THE PROBLEM: Please return every line in the entries below with the word "text" in it.

Website and app data records
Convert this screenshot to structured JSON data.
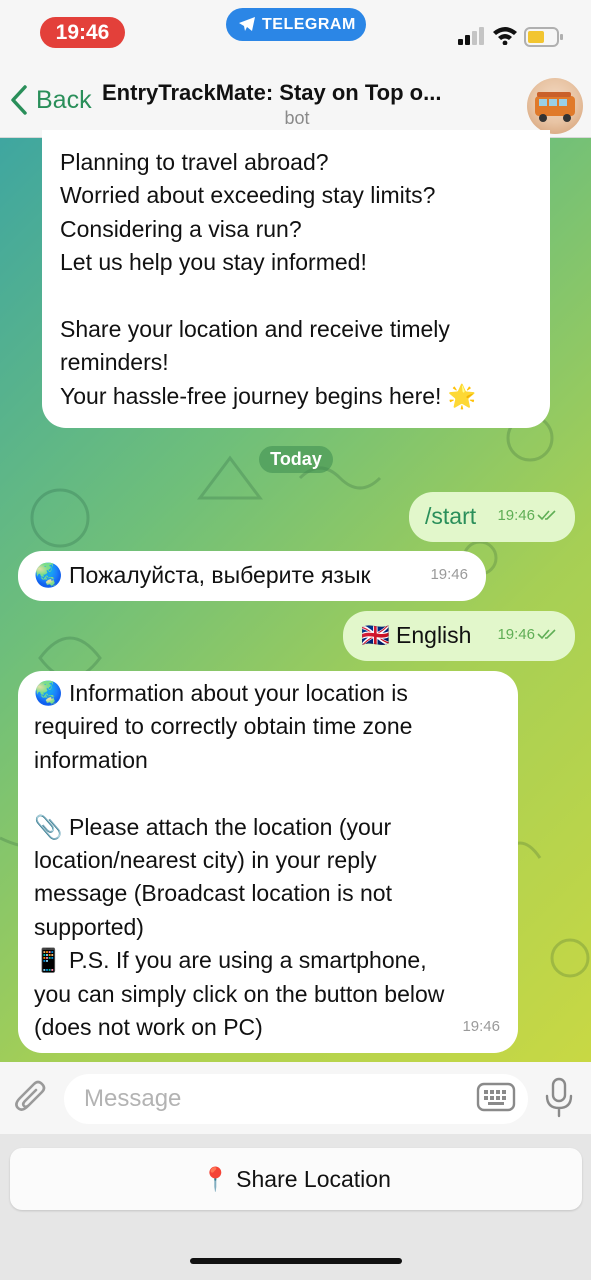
{
  "status_bar": {
    "time": "19:46",
    "app_pill": "TELEGRAM"
  },
  "header": {
    "back_label": "Back",
    "title": "EntryTrackMate: Stay on Top o...",
    "subtitle": "bot"
  },
  "messages": {
    "welcome": {
      "lines": [
        "Planning to travel abroad?",
        "Worried about exceeding stay limits?",
        "Considering a visa run?",
        "Let us help you stay informed!",
        "",
        "Share your location and receive timely",
        "reminders!",
        "Your hassle-free journey begins here! 🌟"
      ]
    },
    "date_badge": "Today",
    "start": {
      "text": "/start",
      "time": "19:46"
    },
    "language_prompt": {
      "text": "🌏 Пожалуйста, выберите язык",
      "time": "19:46"
    },
    "english_choice": {
      "text": "🇬🇧 English",
      "time": "19:46"
    },
    "info": {
      "lines": [
        "🌏 Information about your location is",
        "required to correctly obtain time zone",
        "information",
        "",
        "📎 Please attach the location (your",
        "location/nearest city) in your reply",
        "message (Broadcast location is not",
        "supported)",
        "📱 P.S. If you are using a smartphone,",
        "you can simply click on the button below",
        "(does not work on PC)"
      ],
      "time": "19:46"
    }
  },
  "composer": {
    "placeholder": "Message"
  },
  "keyboard": {
    "share_location_label": "📍 Share Location"
  },
  "colors": {
    "accent_green": "#2a8f5a",
    "outgoing_bubble": "#e2f7cb",
    "time_pill": "#e3403a",
    "telegram_pill": "#2b86e6"
  },
  "icons": [
    "telegram-plane-icon",
    "signal-icon",
    "wifi-icon",
    "battery-icon",
    "chevron-left-icon",
    "paperclip-icon",
    "keyboard-icon",
    "microphone-icon",
    "double-check-icon"
  ]
}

TASK RESULT:
      "text": "/start",
      "text": "🌏 Пожалуйста, выберите язык",
      "text": "🇬🇧 English",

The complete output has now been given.